▶ _Given entries_:
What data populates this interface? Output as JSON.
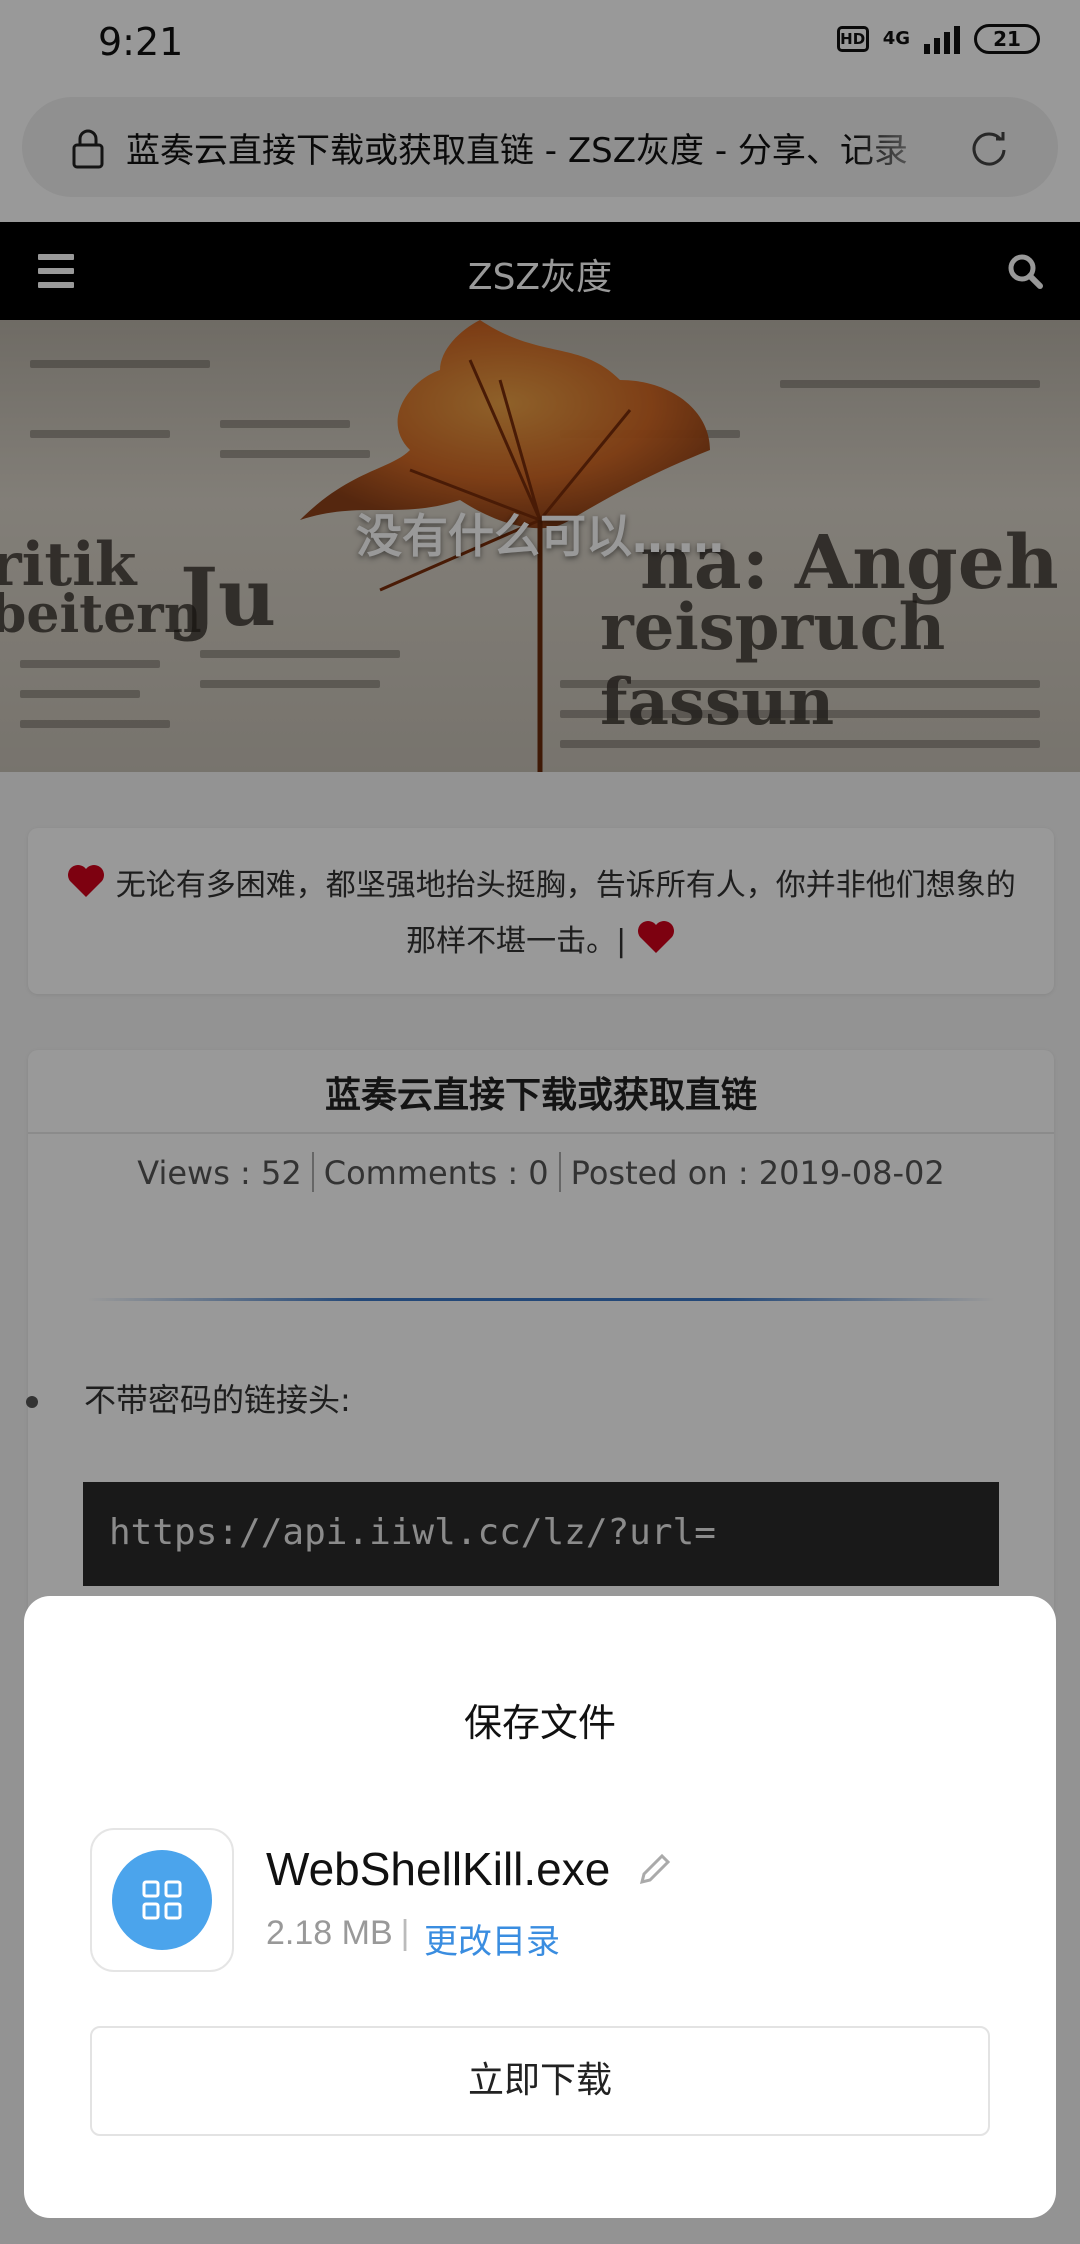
{
  "status_bar": {
    "time": "9:21",
    "hd": "HD",
    "network": "4G",
    "battery": "21"
  },
  "browser": {
    "url_title": "蓝奏云直接下载或获取直链 - ZSZ灰度 - 分享、记录"
  },
  "site": {
    "name": "ZSZ灰度"
  },
  "hero": {
    "title": "没有什么可以……"
  },
  "quote": {
    "text": "无论有多困难，都坚强地抬头挺胸，告诉所有人，你并非他们想象的那样不堪一击。|"
  },
  "article": {
    "title": "蓝奏云直接下载或获取直链",
    "views": "Views : 52",
    "comments": "Comments : 0",
    "posted": "Posted on : 2019-08-02",
    "bullet": "不带密码的链接头:",
    "code": "https://api.iiwl.cc/lz/?url="
  },
  "save_dialog": {
    "title": "保存文件",
    "file_name": "WebShellKill.exe",
    "file_size": "2.18 MB",
    "separator": "|",
    "change_dir": "更改目录",
    "download_label": "立即下载"
  },
  "colors": {
    "accent": "#3a8de0",
    "icon_blue": "#4ba4ec",
    "heart": "#d0021b",
    "header_bg": "#000000"
  }
}
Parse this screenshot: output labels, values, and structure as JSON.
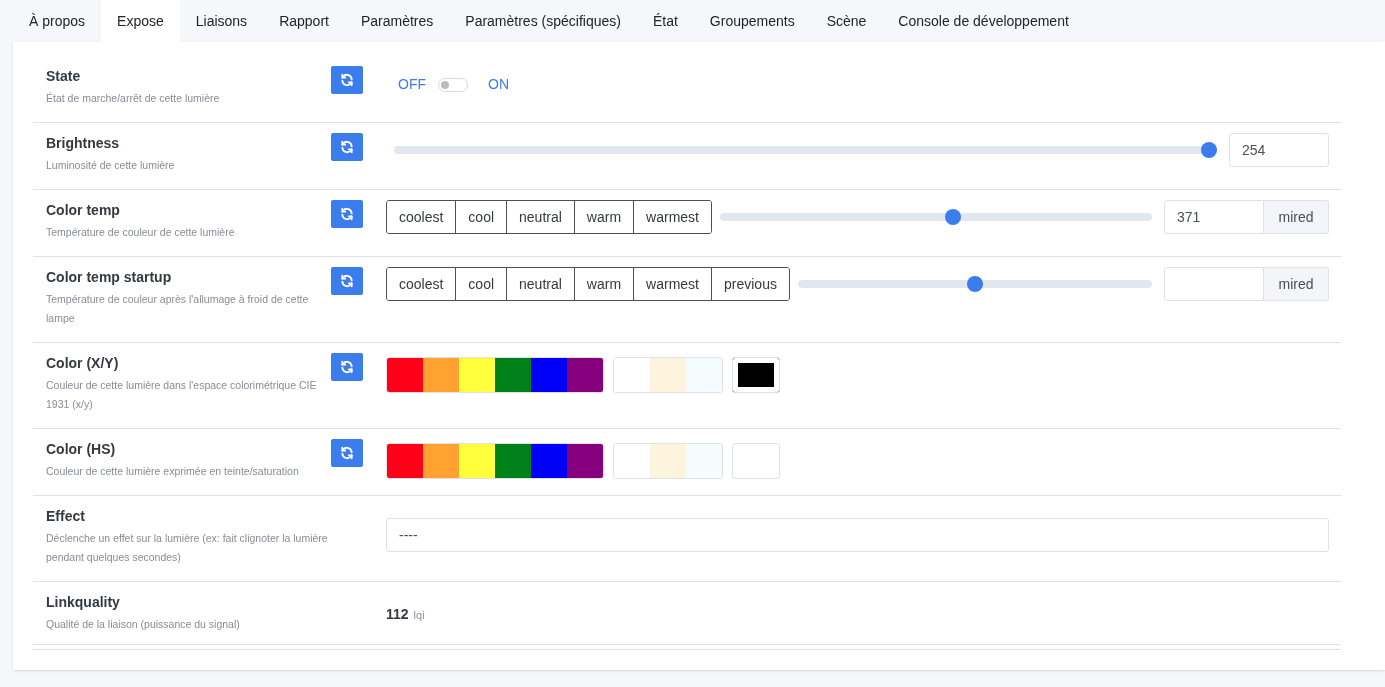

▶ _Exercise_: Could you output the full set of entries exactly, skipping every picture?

▶ _Response_:
What data populates this interface? Output as JSON.
{
  "status_bar": {
    "time": "9:21",
    "hd": "HD",
    "network": "4G",
    "battery": "21"
  },
  "browser": {
    "url_title": "蓝奏云直接下载或获取直链 - ZSZ灰度 - 分享、记录"
  },
  "site": {
    "name": "ZSZ灰度"
  },
  "hero": {
    "title": "没有什么可以……"
  },
  "quote": {
    "text": "无论有多困难，都坚强地抬头挺胸，告诉所有人，你并非他们想象的那样不堪一击。|"
  },
  "article": {
    "title": "蓝奏云直接下载或获取直链",
    "views": "Views : 52",
    "comments": "Comments : 0",
    "posted": "Posted on : 2019-08-02",
    "bullet": "不带密码的链接头:",
    "code": "https://api.iiwl.cc/lz/?url="
  },
  "save_dialog": {
    "title": "保存文件",
    "file_name": "WebShellKill.exe",
    "file_size": "2.18 MB",
    "separator": "|",
    "change_dir": "更改目录",
    "download_label": "立即下载"
  },
  "colors": {
    "accent": "#3a8de0",
    "icon_blue": "#4ba4ec",
    "heart": "#d0021b",
    "header_bg": "#000000"
  }
}
Parse this screenshot: output labels, values, and structure as JSON.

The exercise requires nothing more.